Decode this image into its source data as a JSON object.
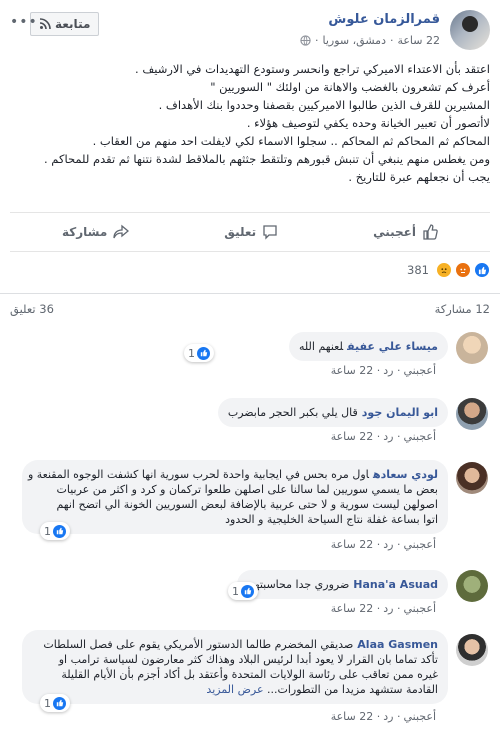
{
  "post": {
    "author": "قمرالزمان علوش",
    "time": "22 ساعة",
    "location": "دمشق، سوريا",
    "follow_label": "متابعة",
    "lines": [
      "اعتقد بأن الاعتداء الاميركي تراجع وانحسر وستودع التهديدات في الارشيف .",
      "أعرف كم تشعرون بالغضب والاهانة من اولئك \" السوريين \"",
      "المشيرين للقرف الذين طالبوا الاميركيين بقصفنا وحددوا بنك الأهداف .",
      "لاأتصور أن تعبير الخيانة وحده يكفي لتوصيف هؤلاء .",
      "المحاكم ثم المحاكم ثم المحاكم .. سجلوا الاسماء لكي لايفلت احد منهم من العقاب .",
      "ومن يغطس منهم ينبغي أن تنبش قبورهم وتلتقط جثثهم بالملاقط لشدة نتنها ثم تقدم للمحاكم .",
      "يجب أن نجعلهم عبرة للتاريخ ."
    ]
  },
  "actions": {
    "like": "أعجبني",
    "comment": "تعليق",
    "share": "مشاركة"
  },
  "reactions": {
    "count": "381"
  },
  "stats": {
    "shares": "12 مشاركة",
    "comments": "36 تعليق"
  },
  "comment_actions": {
    "like": "أعجبني",
    "reply": "رد",
    "time": "22 ساعة"
  },
  "comments": [
    {
      "name": "ميساء علي عفيف",
      "lines": [
        "لعنهم الله"
      ],
      "likes": "1"
    },
    {
      "name": "ابو اليمان جود",
      "lines": [
        "قال يلي بكبر الحجر مابضرب"
      ],
      "likes": ""
    },
    {
      "name": "لودي سعاده",
      "lines": [
        "اول مره بحس في ايجابية واحدة لحرب سورية انها كشفت الوجوه المقنعة و",
        "بعض ما يسمي سوريين لما سالنا على اصلهن طلعوا تركمان و كرد و اكثر من عربيات",
        "اصولهن ليست سورية و لا حتى عربية بالإضافة لبعض السوريين الخونة الي اتضح انهم",
        "اتوا بساعة غفلة نتاج السياحة الخليجية و الحدود"
      ],
      "likes": "1"
    },
    {
      "name": "Hana'a Asuad",
      "lines": [
        "ضروري جدا محاسبتهم"
      ],
      "likes": "1"
    },
    {
      "name": "Alaa Gasmen",
      "lines": [
        "صديقي المخضرم طالما الدستور الأمريكي يقوم على فصل السلطات",
        "تأكد تماما بان القرار لا يعود أبدا لرئيس البلاد وهذاك كثر معارضون لسياسة ترامب او",
        "غيره ممن تعاقب على رئاسة الولايات المتحدة وأعتقد بل أكاد أجزم بأن الأيام القليلة",
        "القادمة ستشهد مزيدا من التطورات..."
      ],
      "see_more": "عرض المزيد",
      "likes": "1"
    }
  ],
  "colors": {
    "link": "#385898",
    "like_blue": "#1877f2",
    "bubble": "#f2f3f5"
  }
}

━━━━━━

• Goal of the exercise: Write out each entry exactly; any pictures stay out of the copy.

• Solution for this problem:
Decode this image into its source data as a JSON object.
{
  "post": {
    "author": "قمرالزمان علوش",
    "time": "22 ساعة",
    "location": "دمشق، سوريا",
    "follow_label": "متابعة",
    "lines": [
      "اعتقد بأن الاعتداء الاميركي تراجع وانحسر وستودع التهديدات في الارشيف .",
      "أعرف كم تشعرون بالغضب والاهانة من اولئك \" السوريين \"",
      "المشيرين للقرف الذين طالبوا الاميركيين بقصفنا وحددوا بنك الأهداف .",
      "لاأتصور أن تعبير الخيانة وحده يكفي لتوصيف هؤلاء .",
      "المحاكم ثم المحاكم ثم المحاكم .. سجلوا الاسماء لكي لايفلت احد منهم من العقاب .",
      "ومن يغطس منهم ينبغي أن تنبش قبورهم وتلتقط جثثهم بالملاقط لشدة نتنها ثم تقدم للمحاكم .",
      "يجب أن نجعلهم عبرة للتاريخ ."
    ]
  },
  "actions": {
    "like": "أعجبني",
    "comment": "تعليق",
    "share": "مشاركة"
  },
  "reactions": {
    "count": "381"
  },
  "stats": {
    "shares": "12 مشاركة",
    "comments": "36 تعليق"
  },
  "comment_actions": {
    "like": "أعجبني",
    "reply": "رد",
    "time": "22 ساعة"
  },
  "comments": [
    {
      "name": "ميساء علي عفيف",
      "lines": [
        "لعنهم الله"
      ],
      "likes": "1"
    },
    {
      "name": "ابو اليمان جود",
      "lines": [
        "قال يلي بكبر الحجر مابضرب"
      ],
      "likes": ""
    },
    {
      "name": "لودي سعاده",
      "lines": [
        "اول مره بحس في ايجابية واحدة لحرب سورية انها كشفت الوجوه المقنعة و",
        "بعض ما يسمي سوريين لما سالنا على اصلهن طلعوا تركمان و كرد و اكثر من عربيات",
        "اصولهن ليست سورية و لا حتى عربية بالإضافة لبعض السوريين الخونة الي اتضح انهم",
        "اتوا بساعة غفلة نتاج السياحة الخليجية و الحدود"
      ],
      "likes": "1"
    },
    {
      "name": "Hana'a Asuad",
      "lines": [
        "ضروري جدا محاسبتهم"
      ],
      "likes": "1"
    },
    {
      "name": "Alaa Gasmen",
      "lines": [
        "صديقي المخضرم طالما الدستور الأمريكي يقوم على فصل السلطات",
        "تأكد تماما بان القرار لا يعود أبدا لرئيس البلاد وهذاك كثر معارضون لسياسة ترامب او",
        "غيره ممن تعاقب على رئاسة الولايات المتحدة وأعتقد بل أكاد أجزم بأن الأيام القليلة",
        "القادمة ستشهد مزيدا من التطورات..."
      ],
      "see_more": "عرض المزيد",
      "likes": "1"
    }
  ],
  "colors": {
    "link": "#385898",
    "like_blue": "#1877f2",
    "bubble": "#f2f3f5"
  }
}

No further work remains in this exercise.